What Are 3 Disadvantages Of An LLC?

While Limited Liability Companies (LLCs) offer numerous advantages, they also come with some disadvantages.

Here are three common disadvantages of an LLC:

  • Limited Life: One of the disadvantages of an LLC is that it typically has a limited life. In many jurisdictions, an LLC’s existence is tied to the lifespan of its members or the terms specified in the operating agreement. When a member departs or dies, the LLC may need to be dissolved or restructured according to the operating agreement or state laws. In contrast, corporations have a perpetual existence, making them more suitable for long-term businesses.
  • Complexity in Taxation: While an LLC offers flexibility in taxation, it can be complex to manage for tax purposes. Depending on the number of members and the choices made, an LLC can be taxed as a disregarded entity, partnership, S corporation, or C corporation. The choice of tax classification has significant implications for how profits are taxed and reported. This complexity can result in additional administrative burden and potential for tax inefficiency if not managed carefully.
  • Limited Capital Raising Options: Compared to corporations, LLCs may have limitations when raising capital through the sale of equity. Investors often prefer corporations because of their ability to issue shares of stock, which is a well-understood and widely accepted method of ownership in businesses. In contrast, LLC ownership is represented by membership interests, which may not be as familiar to investors.

The disadvantages of an LLC are often outweighed by the benefits, particularly for small businesses and startups. LLCs provide limited liability protection for their members, tax flexibility, and less administrative complexity than corporations, making them an attractive choice for many entrepreneurs. However, the specific advantages and disadvantages may vary depending on the individual circumstances and goals of the business owner.

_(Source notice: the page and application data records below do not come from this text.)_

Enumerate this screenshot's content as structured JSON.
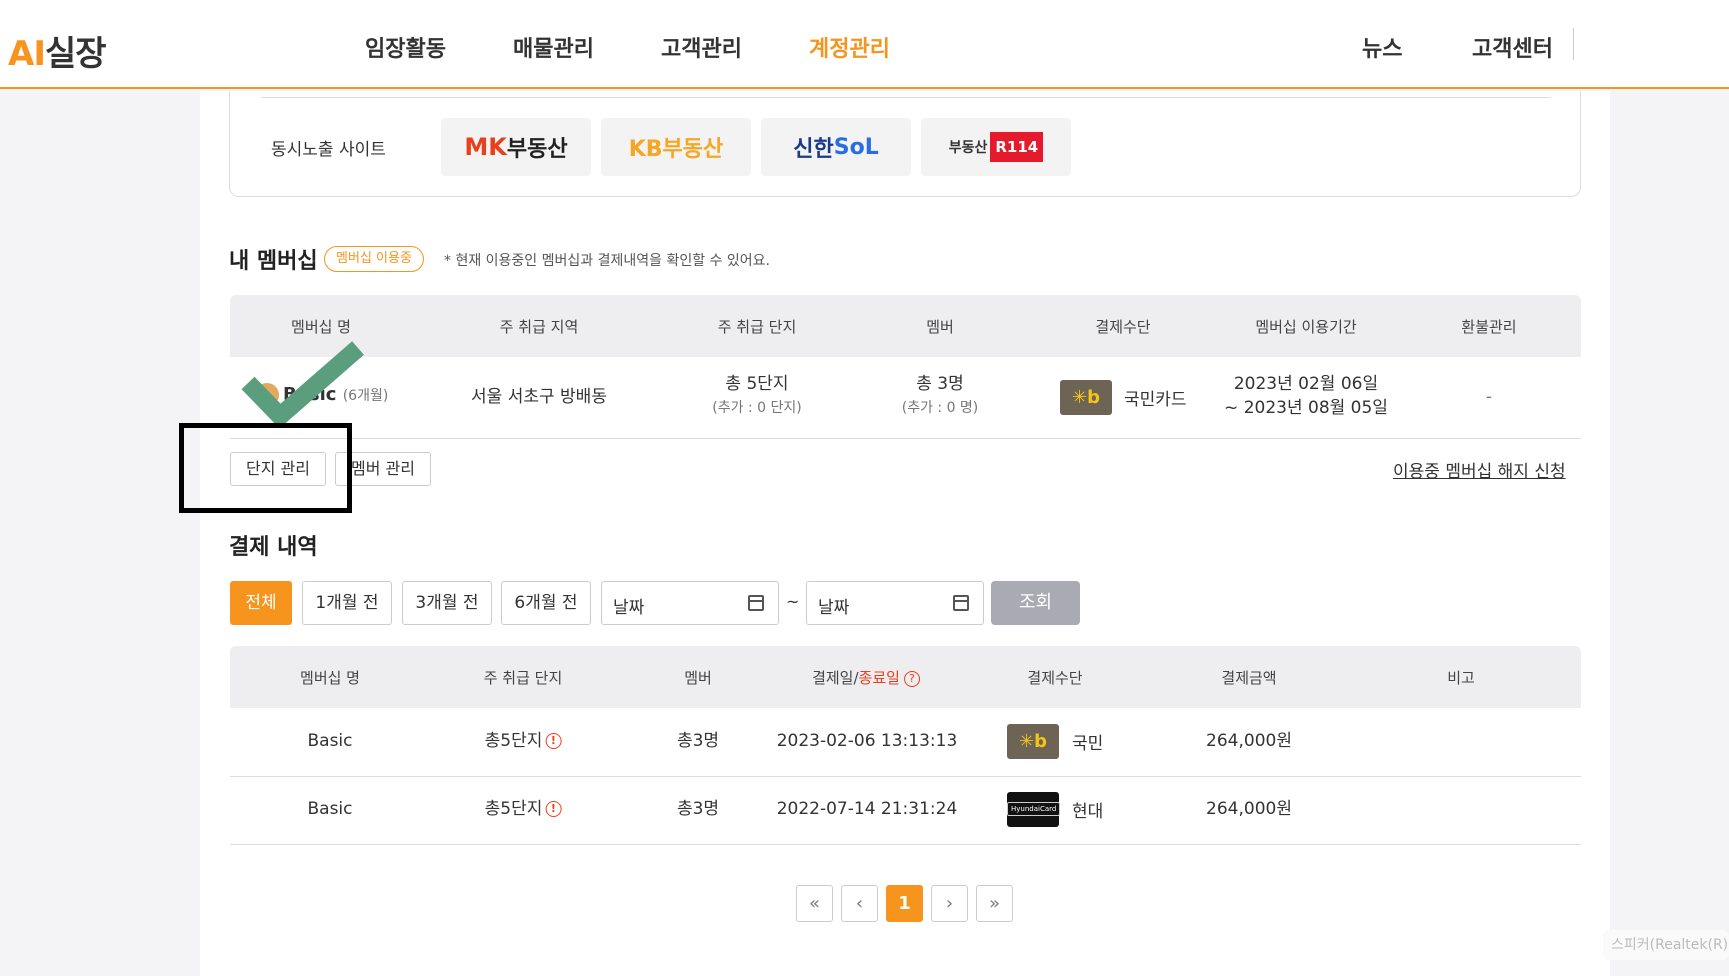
{
  "header": {
    "logo_ai": "AI",
    "logo_text": "실장",
    "nav": [
      "임장활동",
      "매물관리",
      "고객관리",
      "계정관리"
    ],
    "right_nav": [
      "뉴스",
      "고객센터"
    ]
  },
  "sites": {
    "label": "동시노출 사이트",
    "logos": [
      {
        "a": "MK",
        "b": "부동산"
      },
      {
        "a": "KB부동산"
      },
      {
        "a": "신한",
        "b": "SoL"
      },
      {
        "a": "부동산",
        "b": "R114"
      }
    ]
  },
  "membership": {
    "title": "내 멤버십",
    "badge": "멤버십 이용중",
    "note": "* 현재 이용중인 멤버십과 결제내역을 확인할 수 있어요.",
    "headers": [
      "멤버십 명",
      "주 취급 지역",
      "주 취급 단지",
      "멤버",
      "결제수단",
      "멤버십 이용기간",
      "환불관리"
    ],
    "row": {
      "name": "Basic",
      "duration": "(6개월)",
      "region": "서울 서초구 방배동",
      "complex": "총 5단지",
      "complex_extra": "(추가 : 0 단지)",
      "member": "총 3명",
      "member_extra": "(추가 : 0 명)",
      "card_icon": "kb-card-icon",
      "card": "국민카드",
      "period_start": "2023년 02월 06일",
      "period_end": "~ 2023년 08월 05일",
      "refund": "-"
    },
    "buttons": {
      "complex": "단지 관리",
      "member": "멤버 관리"
    },
    "cancel_link": "이용중 멤버십 해지 신청"
  },
  "payments": {
    "title": "결제 내역",
    "filters": [
      "전체",
      "1개월 전",
      "3개월 전",
      "6개월 전"
    ],
    "active_filter": "전체",
    "date_placeholder": "날짜",
    "tilde": "~",
    "search": "조회",
    "headers": {
      "name": "멤버십 명",
      "complex": "주 취급 단지",
      "member": "멤버",
      "date_a": "결제일/",
      "date_b": "종료일",
      "method": "결제수단",
      "amount": "결제금액",
      "note": "비고"
    },
    "rows": [
      {
        "name": "Basic",
        "complex": "총5단지",
        "member": "총3명",
        "date": "2023-02-06 13:13:13",
        "card": "국민",
        "amount": "264,000원"
      },
      {
        "name": "Basic",
        "complex": "총5단지",
        "member": "총3명",
        "date": "2022-07-14 21:31:24",
        "card": "현대",
        "amount": "264,000원"
      }
    ],
    "hyundai_logo_text": "HyundaiCard"
  },
  "pagination": {
    "first": "«",
    "prev": "‹",
    "current": "1",
    "next": "›",
    "last": "»"
  },
  "speaker": "스피커(Realtek(R)",
  "colors": {
    "accent": "#f7941d",
    "check": "#5a9e7d"
  }
}
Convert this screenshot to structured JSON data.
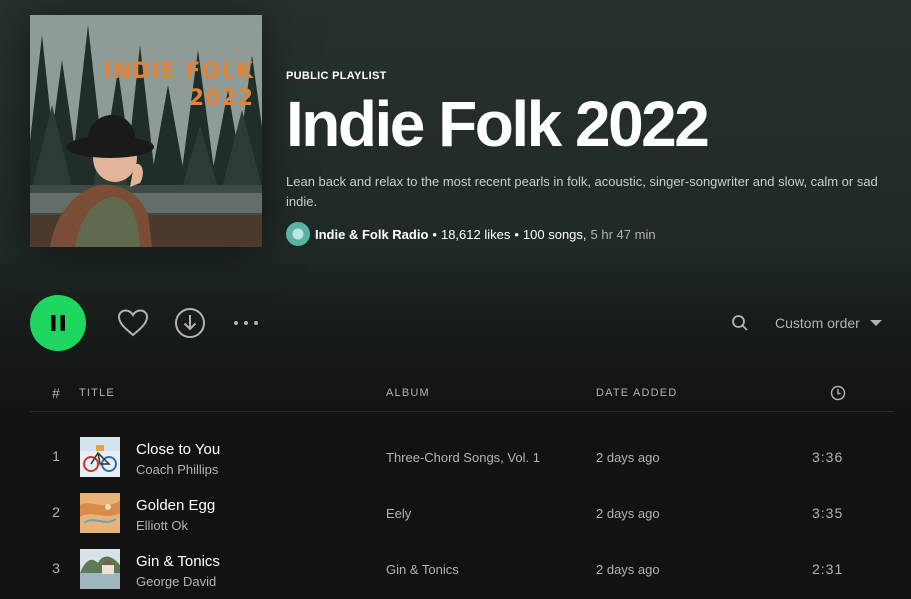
{
  "header": {
    "cover_text_line1": "INDIE FOLK",
    "cover_text_line2": "2022",
    "kind": "PUBLIC PLAYLIST",
    "title": "Indie Folk 2022",
    "description": "Lean back and relax to the most recent pearls in folk, acoustic, singer-songwriter and slow, calm or sad indie.",
    "owner": "Indie & Folk Radio",
    "likes": "18,612 likes",
    "songs": "100 songs,",
    "duration": "5 hr 47 min",
    "separator": "•"
  },
  "actions": {
    "play_icon": "pause-icon",
    "like_icon": "heart-icon",
    "download_icon": "download-icon",
    "more_icon": "more-icon",
    "search_icon": "search-icon",
    "sort_label": "Custom order",
    "accent_color": "#1ed760"
  },
  "table": {
    "headers": {
      "num": "#",
      "title": "TITLE",
      "album": "ALBUM",
      "date": "DATE ADDED",
      "duration_icon": "clock-icon"
    },
    "rows": [
      {
        "num": "1",
        "name": "Close to You",
        "artist": "Coach Phillips",
        "album": "Three-Chord Songs, Vol. 1",
        "date": "2 days ago",
        "duration": "3:36"
      },
      {
        "num": "2",
        "name": "Golden Egg",
        "artist": "Elliott Ok",
        "album": "Eely",
        "date": "2 days ago",
        "duration": "3:35"
      },
      {
        "num": "3",
        "name": "Gin & Tonics",
        "artist": "George David",
        "album": "Gin & Tonics",
        "date": "2 days ago",
        "duration": "2:31"
      }
    ]
  }
}
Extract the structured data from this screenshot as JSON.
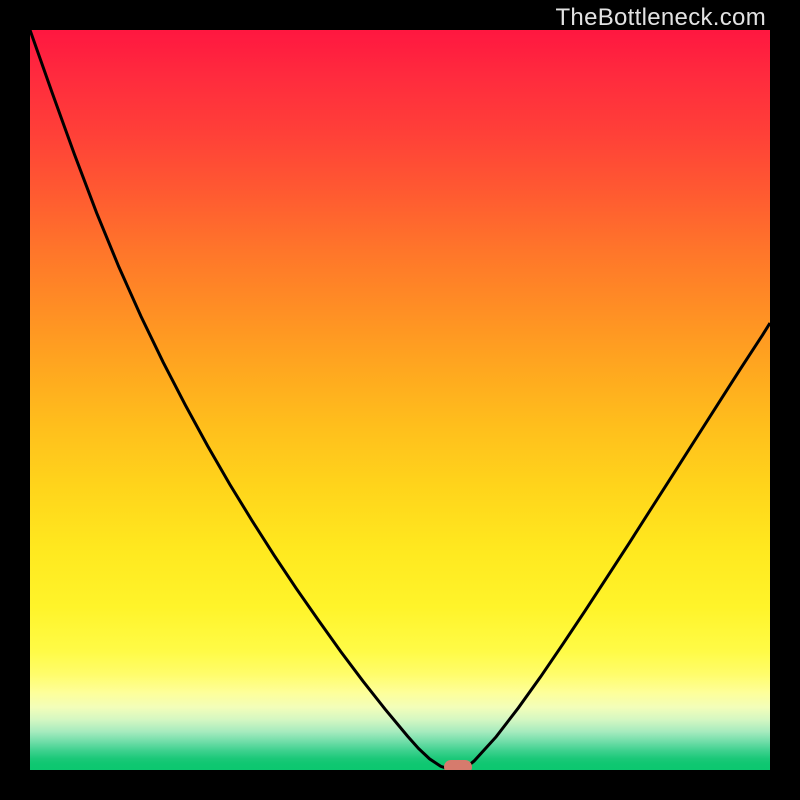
{
  "watermark": {
    "text": "TheBottleneck.com"
  },
  "colors": {
    "accent_marker": "#d67b6d",
    "curve": "#000000",
    "frame": "#000000"
  },
  "chart_data": {
    "type": "line",
    "title": "",
    "xlabel": "",
    "ylabel": "",
    "xlim": [
      0,
      1
    ],
    "ylim": [
      0,
      1
    ],
    "x": [
      0.0,
      0.03,
      0.06,
      0.09,
      0.12,
      0.15,
      0.18,
      0.21,
      0.24,
      0.27,
      0.3,
      0.33,
      0.36,
      0.39,
      0.42,
      0.45,
      0.48,
      0.51,
      0.525,
      0.54,
      0.555,
      0.57,
      0.585,
      0.6,
      0.63,
      0.66,
      0.69,
      0.72,
      0.75,
      0.78,
      0.81,
      0.84,
      0.87,
      0.9,
      0.93,
      0.96,
      0.99,
      1.0
    ],
    "y": [
      1.0,
      0.915,
      0.832,
      0.753,
      0.68,
      0.613,
      0.551,
      0.493,
      0.438,
      0.386,
      0.337,
      0.29,
      0.245,
      0.202,
      0.16,
      0.12,
      0.082,
      0.046,
      0.029,
      0.015,
      0.005,
      0.0,
      0.0,
      0.012,
      0.045,
      0.084,
      0.126,
      0.17,
      0.215,
      0.261,
      0.307,
      0.354,
      0.401,
      0.448,
      0.495,
      0.542,
      0.588,
      0.604
    ],
    "marker": {
      "x": 0.578,
      "y": 0.0
    }
  }
}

Consulting with a legal and financial advisor is essential to making an informed decision about the most suitable business structure for your needs.